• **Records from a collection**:
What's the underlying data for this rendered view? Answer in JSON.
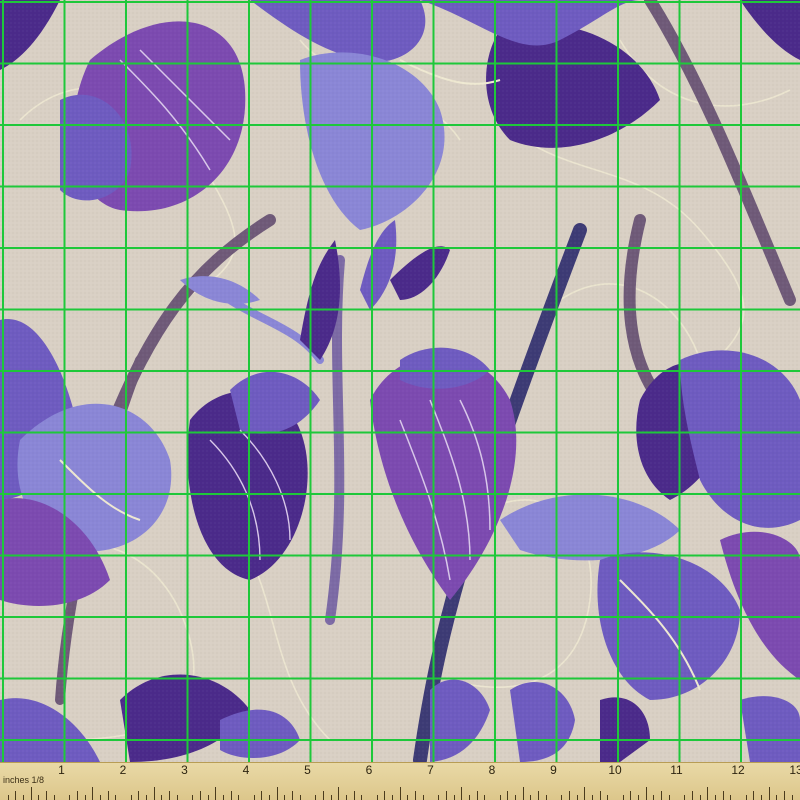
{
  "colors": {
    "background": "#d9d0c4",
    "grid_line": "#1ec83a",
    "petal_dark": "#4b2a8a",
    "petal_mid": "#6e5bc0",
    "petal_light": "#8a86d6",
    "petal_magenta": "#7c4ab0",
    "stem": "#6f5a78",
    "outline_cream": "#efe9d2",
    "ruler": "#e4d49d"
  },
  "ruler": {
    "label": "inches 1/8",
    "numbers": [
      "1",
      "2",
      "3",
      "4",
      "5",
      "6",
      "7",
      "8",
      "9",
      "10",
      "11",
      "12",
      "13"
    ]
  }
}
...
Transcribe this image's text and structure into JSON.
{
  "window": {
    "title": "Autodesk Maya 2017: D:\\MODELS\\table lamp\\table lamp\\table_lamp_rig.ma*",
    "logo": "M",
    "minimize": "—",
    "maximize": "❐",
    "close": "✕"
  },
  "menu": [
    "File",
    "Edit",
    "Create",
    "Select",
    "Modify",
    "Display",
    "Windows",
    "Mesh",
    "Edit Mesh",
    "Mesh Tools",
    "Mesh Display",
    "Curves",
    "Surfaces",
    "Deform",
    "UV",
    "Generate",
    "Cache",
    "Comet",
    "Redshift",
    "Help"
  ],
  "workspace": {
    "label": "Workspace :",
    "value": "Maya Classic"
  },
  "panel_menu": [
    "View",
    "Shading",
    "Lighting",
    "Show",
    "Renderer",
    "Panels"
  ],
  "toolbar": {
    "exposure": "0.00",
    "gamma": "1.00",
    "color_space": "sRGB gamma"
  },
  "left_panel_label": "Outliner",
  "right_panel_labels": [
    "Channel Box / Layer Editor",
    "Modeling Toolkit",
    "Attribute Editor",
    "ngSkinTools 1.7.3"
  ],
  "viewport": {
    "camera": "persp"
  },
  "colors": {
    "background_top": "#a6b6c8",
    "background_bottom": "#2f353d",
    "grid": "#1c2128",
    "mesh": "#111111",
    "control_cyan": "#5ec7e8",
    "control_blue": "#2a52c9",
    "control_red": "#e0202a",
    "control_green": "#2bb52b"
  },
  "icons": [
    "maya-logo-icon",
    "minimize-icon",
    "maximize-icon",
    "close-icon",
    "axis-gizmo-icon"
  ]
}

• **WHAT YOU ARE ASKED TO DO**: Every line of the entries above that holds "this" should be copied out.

• **REPLY**:
What's the underlying data for this rendered view? Answer in JSON.
Transcribe this image's text and structure into JSON.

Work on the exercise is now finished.